The exclusion of glass requirement came over the weekend as the UK government said it would let the Scottish scheme proceed under a legislative exemption, but only if it met a number of criteria, including the exclusion of glass. The UK proposal is that Scotland collect similar materials to the rest of the UK, which are metal drinks cans and plastic drinks bottles.
Details of the proposal emerged on Saturday 27 May when the UK government published its response to a formal request from Scottish ministers under the internal markets act. The UK government said its response was issued “in good faith” and allows Scotland an exemption from the UK internal market rules so that a deposit return scheme can be launched north of the border a year earlier than the rest of the UK.
The UK government noted that there were concerns among businesses and others about problems caused by different types of different DRS operating in the UK.
The UK statement said: “The UK Government has also noted the powerful representations made by a broad range of businesses across the UK that interoperability of schemes is critical to avoiding unnecessary barriers to trade. These significant public interest considerations have been taken into account alongside the UK Government and Scottish Government’s shared objectives to reduce and manage waste.”
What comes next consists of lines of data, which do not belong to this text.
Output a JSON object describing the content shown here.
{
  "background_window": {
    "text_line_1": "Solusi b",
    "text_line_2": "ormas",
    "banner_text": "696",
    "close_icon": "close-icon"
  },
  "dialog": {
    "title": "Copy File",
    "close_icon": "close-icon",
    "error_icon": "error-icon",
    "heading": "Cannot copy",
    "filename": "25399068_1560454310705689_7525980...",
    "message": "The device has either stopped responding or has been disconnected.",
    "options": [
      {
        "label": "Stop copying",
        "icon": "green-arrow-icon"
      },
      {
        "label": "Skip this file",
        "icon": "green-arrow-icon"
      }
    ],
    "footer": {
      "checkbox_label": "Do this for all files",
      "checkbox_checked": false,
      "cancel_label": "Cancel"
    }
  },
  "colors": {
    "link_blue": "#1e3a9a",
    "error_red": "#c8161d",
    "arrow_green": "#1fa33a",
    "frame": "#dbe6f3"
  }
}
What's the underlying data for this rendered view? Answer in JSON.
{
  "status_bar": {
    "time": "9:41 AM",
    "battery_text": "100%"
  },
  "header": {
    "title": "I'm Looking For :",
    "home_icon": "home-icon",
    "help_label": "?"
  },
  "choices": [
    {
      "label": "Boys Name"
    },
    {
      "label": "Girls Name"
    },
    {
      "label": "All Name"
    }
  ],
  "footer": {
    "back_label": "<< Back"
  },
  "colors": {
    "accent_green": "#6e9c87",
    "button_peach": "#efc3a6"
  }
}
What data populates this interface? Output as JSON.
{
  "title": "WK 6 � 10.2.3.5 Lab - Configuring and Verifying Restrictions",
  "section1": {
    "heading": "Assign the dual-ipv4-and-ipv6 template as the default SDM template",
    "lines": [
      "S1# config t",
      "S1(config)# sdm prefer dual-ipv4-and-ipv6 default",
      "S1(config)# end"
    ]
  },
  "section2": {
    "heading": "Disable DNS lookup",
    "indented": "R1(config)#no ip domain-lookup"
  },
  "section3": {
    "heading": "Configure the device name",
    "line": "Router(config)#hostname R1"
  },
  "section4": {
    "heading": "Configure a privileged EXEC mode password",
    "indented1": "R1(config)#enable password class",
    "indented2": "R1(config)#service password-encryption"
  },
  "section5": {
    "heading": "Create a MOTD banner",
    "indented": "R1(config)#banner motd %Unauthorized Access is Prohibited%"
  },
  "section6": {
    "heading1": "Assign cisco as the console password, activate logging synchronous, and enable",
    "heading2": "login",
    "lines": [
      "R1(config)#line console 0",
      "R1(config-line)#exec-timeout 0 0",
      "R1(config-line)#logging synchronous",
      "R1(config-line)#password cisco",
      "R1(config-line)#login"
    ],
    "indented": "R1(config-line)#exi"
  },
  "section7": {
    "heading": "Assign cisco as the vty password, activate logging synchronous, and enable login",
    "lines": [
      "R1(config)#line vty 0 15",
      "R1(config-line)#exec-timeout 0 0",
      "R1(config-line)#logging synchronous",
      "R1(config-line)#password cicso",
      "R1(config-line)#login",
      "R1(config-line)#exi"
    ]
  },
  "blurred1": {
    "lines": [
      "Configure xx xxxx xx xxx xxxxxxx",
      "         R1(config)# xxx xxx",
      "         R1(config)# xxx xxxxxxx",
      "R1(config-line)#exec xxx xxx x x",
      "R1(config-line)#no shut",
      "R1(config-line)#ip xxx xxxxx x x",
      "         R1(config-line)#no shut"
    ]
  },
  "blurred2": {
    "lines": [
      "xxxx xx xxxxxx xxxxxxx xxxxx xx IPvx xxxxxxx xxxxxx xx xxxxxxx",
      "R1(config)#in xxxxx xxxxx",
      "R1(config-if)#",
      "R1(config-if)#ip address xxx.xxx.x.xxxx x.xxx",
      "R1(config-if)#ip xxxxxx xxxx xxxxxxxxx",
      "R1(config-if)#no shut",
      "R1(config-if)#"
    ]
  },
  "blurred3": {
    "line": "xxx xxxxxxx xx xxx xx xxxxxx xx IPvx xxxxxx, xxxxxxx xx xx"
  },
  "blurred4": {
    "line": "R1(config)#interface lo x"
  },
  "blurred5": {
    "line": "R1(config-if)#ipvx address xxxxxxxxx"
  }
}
Reacting to the UK proposal and speaking in an interview on the BBC, Humza Yousaf, Scotland’s First Minister declared that the proposal would mean 600 million bottles will be left on the streets, beaches and parks in Scotland.
If we don’t include glass that’s 600 million bottles that won’t be removed from our streets, our beaches and our parks (source: BBC)
Mr Yousaf said of the UK government: “They’re trying to undermine devolution time and time again, we’ve seen it multiple times… We’re now seeing it by their refusal to grant an exemption to the general markets act unless we do what they want us to do despite the Scottish Parliament passing those regulations. Not only is it bad in terms of devolution and self-government, it’s really poor for the environment – if we don’t include glass that’s 600 million bottles that won’t be removed from our streets, our beaches and our parks.”
The call to exclude glass is widely seen as putting the Scottish scheme in further jeopardy with an increasing likelihood that it might be delayed until the introduction of the DRS in the rest of the UK. The scheme for the UK excluding Scotland is currently due to be implemented in 2025 with the UK government currently looking to the setting up of a Deposit Management Organisation.
In its response confirming that Scotland could have an exclusion from the internal markets act on a temporary basis, the UK government said the following would be needed:
- The temporary exclusion will cover PET plastic, aluminium, and steel cans only.
- A condition of this exclusion is that a maximum cap on deposit levels will have to be agreed with the rest of the UK before the Scottish scheme launches to ensure maximum interoperability and ease of use for consumers.
- Containers in scope are consistent across all schemes, with materials covering PET plastic, aluminium, and steel cans only;
- Processes are in place for collections and refunds of scheme items sold and returned in any part of the UK, with scheme administrators reconciling to ensure fair distribution of payments;
- Processes are in place to minimise the registration and reporting burden for producers, including only one administration fee required per participating company, and producers not required to join multiple schemes separately; and
- One marking (e.g. barcode) for use throughout all parts of the UK, and a single common UK logo, recognisable across all systems.
Next steps are likely to see a formal response from the Scottish government and discussions in the Scottish parliament about the UK response but the situation is causing uncertainly in several quarters.
With Scotland planning its scheme to go live on 1 March 2024 with a deposit of 20p on each drinks container, work is underway to roll out collection points and infrastructure. But, the Scottish scheme’s potential for further delay has already prompted talk of compensation for businesses impacted while also causing difficulties for local authorities planning collection round. Some councils have already indicated they would cease glass collections as the material would have been collected via a DRS.
Waste management firm Biffa has invested in sites and equipment as the logistics partner for Scotland’s deposit return delivery body, Circularity Scotland. Asked by letsrecycle.com whether it would be among those potentially seeking compensation in the face of a delay, a spokesperson for Biffa said: “As the logistics provider for the Deposit Return Scheme in Scotland, we remain fully committed to helping to deliver a scheme that works for Scotland and will not be commenting further on any of the current speculation, at this time.”
Circularity Scotland is understood to be focused on delivering the Scottish scheme although it too is facing an element of uncertainty because of the issue over glass and potential for a delayed system. One option which the organisation is thought to be mulling over is the idea that it could be a contender in some form to run the UK wide deposit return scheme.